- [Element data from apps and pages]
------------------------

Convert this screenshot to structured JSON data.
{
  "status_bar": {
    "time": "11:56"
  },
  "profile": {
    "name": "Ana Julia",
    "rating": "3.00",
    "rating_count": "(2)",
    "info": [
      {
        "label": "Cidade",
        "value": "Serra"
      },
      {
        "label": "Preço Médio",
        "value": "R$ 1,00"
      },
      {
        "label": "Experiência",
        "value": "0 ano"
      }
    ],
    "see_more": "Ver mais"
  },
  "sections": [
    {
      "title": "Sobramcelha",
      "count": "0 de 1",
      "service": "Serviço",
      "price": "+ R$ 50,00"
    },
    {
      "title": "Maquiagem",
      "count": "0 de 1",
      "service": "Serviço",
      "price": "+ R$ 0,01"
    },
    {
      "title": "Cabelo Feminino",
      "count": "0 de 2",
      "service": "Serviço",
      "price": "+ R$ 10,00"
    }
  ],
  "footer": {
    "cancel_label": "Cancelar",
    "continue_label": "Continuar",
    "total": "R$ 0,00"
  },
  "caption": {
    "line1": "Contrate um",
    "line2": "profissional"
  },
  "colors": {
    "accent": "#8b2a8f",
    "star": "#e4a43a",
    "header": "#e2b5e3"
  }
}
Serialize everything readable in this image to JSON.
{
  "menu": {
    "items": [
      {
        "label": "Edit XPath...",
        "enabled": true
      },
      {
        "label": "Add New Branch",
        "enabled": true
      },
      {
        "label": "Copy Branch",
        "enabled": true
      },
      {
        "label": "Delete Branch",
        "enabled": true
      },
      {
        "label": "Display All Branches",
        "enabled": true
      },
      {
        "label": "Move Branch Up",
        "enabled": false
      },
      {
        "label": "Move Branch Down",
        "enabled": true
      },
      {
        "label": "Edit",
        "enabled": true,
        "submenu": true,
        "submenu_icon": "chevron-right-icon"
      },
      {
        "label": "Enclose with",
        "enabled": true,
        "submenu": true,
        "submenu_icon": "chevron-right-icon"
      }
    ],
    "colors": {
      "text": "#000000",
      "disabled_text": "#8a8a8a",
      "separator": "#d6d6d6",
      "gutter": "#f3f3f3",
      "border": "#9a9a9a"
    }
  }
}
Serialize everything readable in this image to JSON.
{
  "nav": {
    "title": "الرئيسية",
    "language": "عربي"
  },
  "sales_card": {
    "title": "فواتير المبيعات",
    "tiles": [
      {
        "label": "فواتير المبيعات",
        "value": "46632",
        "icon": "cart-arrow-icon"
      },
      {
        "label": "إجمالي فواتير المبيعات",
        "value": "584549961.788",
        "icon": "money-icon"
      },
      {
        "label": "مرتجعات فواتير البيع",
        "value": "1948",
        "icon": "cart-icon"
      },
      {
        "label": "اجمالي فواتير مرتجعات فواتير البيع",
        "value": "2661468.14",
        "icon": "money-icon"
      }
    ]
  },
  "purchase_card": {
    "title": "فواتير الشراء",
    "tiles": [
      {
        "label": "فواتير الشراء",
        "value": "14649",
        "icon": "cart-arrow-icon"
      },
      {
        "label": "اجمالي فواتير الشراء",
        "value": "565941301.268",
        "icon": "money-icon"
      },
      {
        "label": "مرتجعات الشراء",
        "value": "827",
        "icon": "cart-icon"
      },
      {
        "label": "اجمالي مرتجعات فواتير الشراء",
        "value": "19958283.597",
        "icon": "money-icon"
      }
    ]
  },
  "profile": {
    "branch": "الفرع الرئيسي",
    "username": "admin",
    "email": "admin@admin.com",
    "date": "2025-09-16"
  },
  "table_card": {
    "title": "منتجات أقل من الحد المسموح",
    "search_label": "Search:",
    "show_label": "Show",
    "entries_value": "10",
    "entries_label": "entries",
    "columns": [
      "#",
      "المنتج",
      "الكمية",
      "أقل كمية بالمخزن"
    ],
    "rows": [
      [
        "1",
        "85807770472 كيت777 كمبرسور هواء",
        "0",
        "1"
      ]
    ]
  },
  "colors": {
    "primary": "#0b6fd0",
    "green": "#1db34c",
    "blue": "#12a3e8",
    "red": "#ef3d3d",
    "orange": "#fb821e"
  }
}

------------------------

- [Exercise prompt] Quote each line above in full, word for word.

- [Task solution]
Convert this screenshot to structured JSON data.
{
  "status_bar": {
    "time": "11:56"
  },
  "profile": {
    "name": "Ana Julia",
    "rating": "3.00",
    "rating_count": "(2)",
    "info": [
      {
        "label": "Cidade",
        "value": "Serra"
      },
      {
        "label": "Preço Médio",
        "value": "R$ 1,00"
      },
      {
        "label": "Experiência",
        "value": "0 ano"
      }
    ],
    "see_more": "Ver mais"
  },
  "sections": [
    {
      "title": "Sobramcelha",
      "count": "0 de 1",
      "service": "Serviço",
      "price": "+ R$ 50,00"
    },
    {
      "title": "Maquiagem",
      "count": "0 de 1",
      "service": "Serviço",
      "price": "+ R$ 0,01"
    },
    {
      "title": "Cabelo Feminino",
      "count": "0 de 2",
      "service": "Serviço",
      "price": "+ R$ 10,00"
    }
  ],
  "footer": {
    "cancel_label": "Cancelar",
    "continue_label": "Continuar",
    "total": "R$ 0,00"
  },
  "caption": {
    "line1": "Contrate um",
    "line2": "profissional"
  },
  "colors": {
    "accent": "#8b2a8f",
    "star": "#e4a43a",
    "header": "#e2b5e3"
  }
}
Serialize everything readable in this image to JSON.
{
  "menu": {
    "items": [
      {
        "label": "Edit XPath...",
        "enabled": true
      },
      {
        "label": "Add New Branch",
        "enabled": true
      },
      {
        "label": "Copy Branch",
        "enabled": true
      },
      {
        "label": "Delete Branch",
        "enabled": true
      },
      {
        "label": "Display All Branches",
        "enabled": true
      },
      {
        "label": "Move Branch Up",
        "enabled": false
      },
      {
        "label": "Move Branch Down",
        "enabled": true
      },
      {
        "label": "Edit",
        "enabled": true,
        "submenu": true,
        "submenu_icon": "chevron-right-icon"
      },
      {
        "label": "Enclose with",
        "enabled": true,
        "submenu": true,
        "submenu_icon": "chevron-right-icon"
      }
    ],
    "colors": {
      "text": "#000000",
      "disabled_text": "#8a8a8a",
      "separator": "#d6d6d6",
      "gutter": "#f3f3f3",
      "border": "#9a9a9a"
    }
  }
}
Serialize everything readable in this image to JSON.
{
  "nav": {
    "title": "الرئيسية",
    "language": "عربي"
  },
  "sales_card": {
    "title": "فواتير المبيعات",
    "tiles": [
      {
        "label": "فواتير المبيعات",
        "value": "46632",
        "icon": "cart-arrow-icon"
      },
      {
        "label": "إجمالي فواتير المبيعات",
        "value": "584549961.788",
        "icon": "money-icon"
      },
      {
        "label": "مرتجعات فواتير البيع",
        "value": "1948",
        "icon": "cart-icon"
      },
      {
        "label": "اجمالي فواتير مرتجعات فواتير البيع",
        "value": "2661468.14",
        "icon": "money-icon"
      }
    ]
  },
  "purchase_card": {
    "title": "فواتير الشراء",
    "tiles": [
      {
        "label": "فواتير الشراء",
        "value": "14649",
        "icon": "cart-arrow-icon"
      },
      {
        "label": "اجمالي فواتير الشراء",
        "value": "565941301.268",
        "icon": "money-icon"
      },
      {
        "label": "مرتجعات الشراء",
        "value": "827",
        "icon": "cart-icon"
      },
      {
        "label": "اجمالي مرتجعات فواتير الشراء",
        "value": "19958283.597",
        "icon": "money-icon"
      }
    ]
  },
  "profile": {
    "branch": "الفرع الرئيسي",
    "username": "admin",
    "email": "admin@admin.com",
    "date": "2025-09-16"
  },
  "table_card": {
    "title": "منتجات أقل من الحد المسموح",
    "search_label": "Search:",
    "show_label": "Show",
    "entries_value": "10",
    "entries_label": "entries",
    "columns": [
      "#",
      "المنتج",
      "الكمية",
      "أقل كمية بالمخزن"
    ],
    "rows": [
      [
        "1",
        "85807770472 كيت777 كمبرسور هواء",
        "0",
        "1"
      ]
    ]
  },
  "colors": {
    "primary": "#0b6fd0",
    "green": "#1db34c",
    "blue": "#12a3e8",
    "red": "#ef3d3d",
    "orange": "#fb821e"
  }
}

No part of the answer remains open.